“My dad would have loved being here this season. It would have been strange for him seeing Sunderland go down and then possibly Middlesbrough and Hartlepool, three clubs very close to him. That would have broken his heart. He wouldn’t be too chuffed with how Derby and Forest are being run but he would have loved sitting here watching us come up against the big boys. He did it for many years as well, fighting against the odds, Liverpool and Manchester United. He would have loved watching us.”
Forest are never far away from Clough’s thoughts and his world was turned upside down in January when they approached him to be their new manager. After making over 400 appearances there as a player, the majority under his father, it was a huge decision for him to make.

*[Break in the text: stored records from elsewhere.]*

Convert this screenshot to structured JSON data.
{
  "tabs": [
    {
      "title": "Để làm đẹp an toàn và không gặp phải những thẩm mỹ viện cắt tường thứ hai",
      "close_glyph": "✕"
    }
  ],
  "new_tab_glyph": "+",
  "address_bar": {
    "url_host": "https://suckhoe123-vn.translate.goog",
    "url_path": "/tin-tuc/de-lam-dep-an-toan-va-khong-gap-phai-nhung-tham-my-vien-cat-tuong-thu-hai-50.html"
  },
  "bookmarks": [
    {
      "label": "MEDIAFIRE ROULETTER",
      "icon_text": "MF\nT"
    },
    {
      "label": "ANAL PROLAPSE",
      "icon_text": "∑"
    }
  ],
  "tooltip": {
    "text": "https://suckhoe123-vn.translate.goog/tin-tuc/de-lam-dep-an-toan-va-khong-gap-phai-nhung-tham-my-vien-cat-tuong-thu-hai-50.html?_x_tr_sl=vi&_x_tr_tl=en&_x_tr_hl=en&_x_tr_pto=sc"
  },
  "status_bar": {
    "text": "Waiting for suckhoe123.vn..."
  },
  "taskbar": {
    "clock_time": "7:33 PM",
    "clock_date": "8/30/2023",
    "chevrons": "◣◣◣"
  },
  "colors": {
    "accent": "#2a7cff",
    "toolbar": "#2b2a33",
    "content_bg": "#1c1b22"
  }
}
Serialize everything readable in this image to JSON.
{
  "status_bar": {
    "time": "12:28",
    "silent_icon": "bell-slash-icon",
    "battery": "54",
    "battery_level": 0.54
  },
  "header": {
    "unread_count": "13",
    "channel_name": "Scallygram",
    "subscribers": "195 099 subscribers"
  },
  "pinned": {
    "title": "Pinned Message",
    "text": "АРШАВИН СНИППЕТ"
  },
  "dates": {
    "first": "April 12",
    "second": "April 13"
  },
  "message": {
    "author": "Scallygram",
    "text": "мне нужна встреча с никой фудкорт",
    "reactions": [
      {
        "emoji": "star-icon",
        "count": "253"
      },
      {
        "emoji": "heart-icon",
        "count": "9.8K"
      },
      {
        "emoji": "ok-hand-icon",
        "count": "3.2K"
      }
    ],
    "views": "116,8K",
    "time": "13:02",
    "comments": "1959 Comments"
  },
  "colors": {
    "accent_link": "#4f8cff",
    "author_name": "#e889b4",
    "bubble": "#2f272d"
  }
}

Clough was torn, seeking the thoughts of family and close friends in a period of introspection, before finally opting to stay at Burton.
“It was a huge temptation, there will always be a tiny part of me thinking, ‘Should we have gone?’ When it came around I was a bit more excited than everyone else, just because of the emotional ties,” he says. “Without wanting to sound pompous, it was all about trying to do the right thing and not jumping ship within a season. When I made my debut at 18 for Forest my dad wouldn’t give me a contract for the rest of the season because I was still playing on a Sunday afternoon for AC Hunters, my brother’s team. His view was that I’d started the season with them and I should finish it too. Little things like that came into my mind.
“We’re comfortable we did it for the right reasons. I didn’t fall out with my chairman but I think he understood to manage Forest would be a very special thing one day. You never rule anything out.
“I hope they stay up. You look at the three teams and it’s sad somebody has to go but I don’t think it will be Forest.”
It will not be Burton, either, and Clough’s fingernails might just have returned to normal length when he returns to jump aboard the rollercoaster again next season.